When I first started getting serious about baking artisan bread, I knew that I’d be eventually going through flour pretty quickly. So I researched various places in which I could purchase bulk flour in amounts equal to or greater than 25 lbs..
The obvious first choice to look was at the largest online retailer that we all know and… we all know… It’s tempting to go there because with Prime, there’s free shipping. But here’s the thing: The retailers jack up the price of the flour. How do you think they can ship for free?
For instance, to get a 50 lb bag of King Arthur Sir Galahad flour (the brand that is the bakery/restaurant equivalent to their retail AP flour), the cheapest I saw it was around $59.00 with free shipping. BUT I can get 25 lb. bags of KA AP flour at my local Smart & Final for less than $17.00! So you see, the online price has the shipping built into the price.
I had to learn this lesson the hard way. I purchased a 50-lb bag of KA Special Patent Flour which is similar to their bread flour. I paid $60 for that bag! And after spending that much I literally spent days poring over the ‘Web to find different sources of flour where I could either buy direct and pick up, or as in the case of Azure Standard (no, it’s not an affiliate link), the company has various “drop points” near me where their truck will stop and I can pick up my order.
For instance, a 50-lb bag Azure Standard unbleached organic bread flour is about $42. I pick it up at a drop point that’s 20 minutes from my home. So not only do I get my flour with not shipping, I’m getting certified organic flour. It’s amazing!
Mind you, it’s not that I mind paying shipping. But I do mind being misled by the whole “free shipping” bit. So if I can get my flour locally or all I have to do is drive no more than 30 minutes to pick it up, it’s a fair trade-off.

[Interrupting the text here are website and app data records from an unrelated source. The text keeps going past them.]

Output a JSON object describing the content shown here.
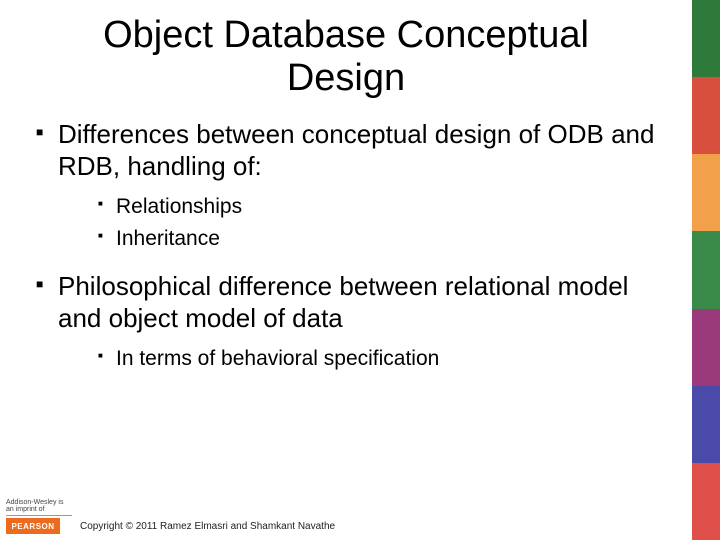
{
  "title": "Object Database Conceptual Design",
  "bullets": [
    {
      "text": "Differences between conceptual design of ODB and RDB, handling of:",
      "children": [
        {
          "text": "Relationships"
        },
        {
          "text": "Inheritance"
        }
      ]
    },
    {
      "text": "Philosophical difference between relational model and object model of data",
      "children": [
        {
          "text": "In terms of behavioral specification"
        }
      ]
    }
  ],
  "logo": {
    "imprint": "Addison-Wesley is an imprint of",
    "brand": "PEARSON"
  },
  "copyright": "Copyright © 2011 Ramez Elmasri and Shamkant Navathe"
}
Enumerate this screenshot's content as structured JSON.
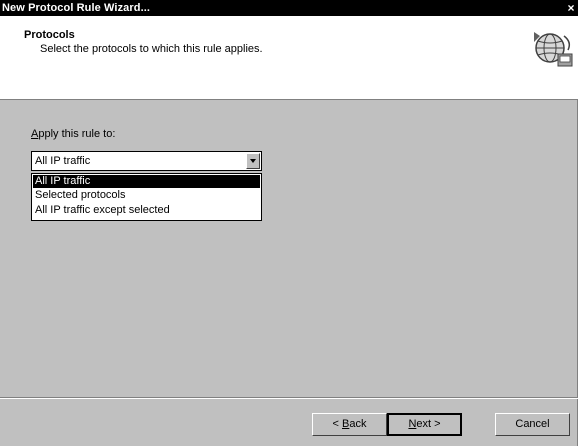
{
  "window": {
    "title": "New Protocol Rule Wizard...",
    "close_glyph": "×"
  },
  "header": {
    "heading": "Protocols",
    "subheading": "Select the protocols to which this rule applies.",
    "icon": "globe-network-icon"
  },
  "apply": {
    "label_mnemonic": "A",
    "label_rest": "pply this rule to:",
    "selected_value": "All IP traffic",
    "options": [
      "All IP traffic",
      "Selected protocols",
      "All IP traffic except selected"
    ],
    "highlighted_index": 0
  },
  "buttons": {
    "back_prefix": "< ",
    "back_mnemonic": "B",
    "back_rest": "ack",
    "next_mnemonic": "N",
    "next_rest": "ext >",
    "cancel": "Cancel"
  },
  "colors": {
    "dialog_face": "#c0c0c0",
    "title_bar": "#000000",
    "highlight": "#000000"
  }
}
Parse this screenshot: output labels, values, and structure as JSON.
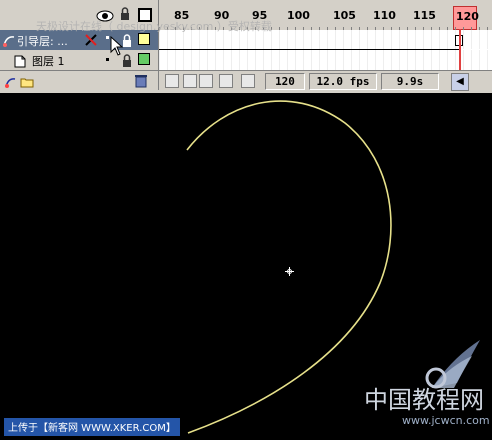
{
  "watermark": {
    "top_text": "天极设计在线（ design.yesky.com ）受权转载",
    "bottom_caption": "上传于【新客网 WWW.XKER.COM】",
    "logo_cn": "中国教程网",
    "logo_url": "www.jcwcn.com"
  },
  "layers": [
    {
      "name": "引导层: ...",
      "type": "guide",
      "selected": true,
      "color": "#ffff99"
    },
    {
      "name": "图层 1",
      "type": "normal",
      "selected": false,
      "color": "#66cc66"
    }
  ],
  "ruler": {
    "ticks": [
      "85",
      "90",
      "95",
      "100",
      "105",
      "110",
      "115",
      "120"
    ],
    "current_frame": "120"
  },
  "status": {
    "frame": "120",
    "fps": "12.0 fps",
    "time": "9.9s"
  },
  "colors": {
    "stage_bg": "#000000",
    "motion_path": "#e6e08a",
    "playhead": "#ff6666",
    "panel_bg": "#d4d0c8"
  },
  "icons": [
    "eye-icon",
    "lock-icon",
    "outline-icon",
    "add-layer-icon",
    "trash-icon",
    "onion-skin-icon",
    "center-frame-icon",
    "registration-crosshair-icon",
    "mouse-cursor-icon"
  ]
}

That said, I will pay for shipping if there’s a flour I just can’t get locally. One of those flours is the Hudson Cream brand by Stafford County Mills in Hudson, Kansas. Their white whole wheat flour is just a dream to work with and is milled to a super-fine consistency. It’s almost like working with bread flour! I’m not sure if they add any sprouted, malted barley to the flour for the amylase (which helps break down flour into sugars), but I get such great oven rise out of this flour. But King Arthur sources flour from this mill, so it’s definitely high-quality.
The reason I’m writing this entry is because we’re living in a world right now where there are lots of dishonest people taking advantage of the lockdown situation for their own personal gain. So take some time to do your research before you pull the trigger on flour with “free shipping.”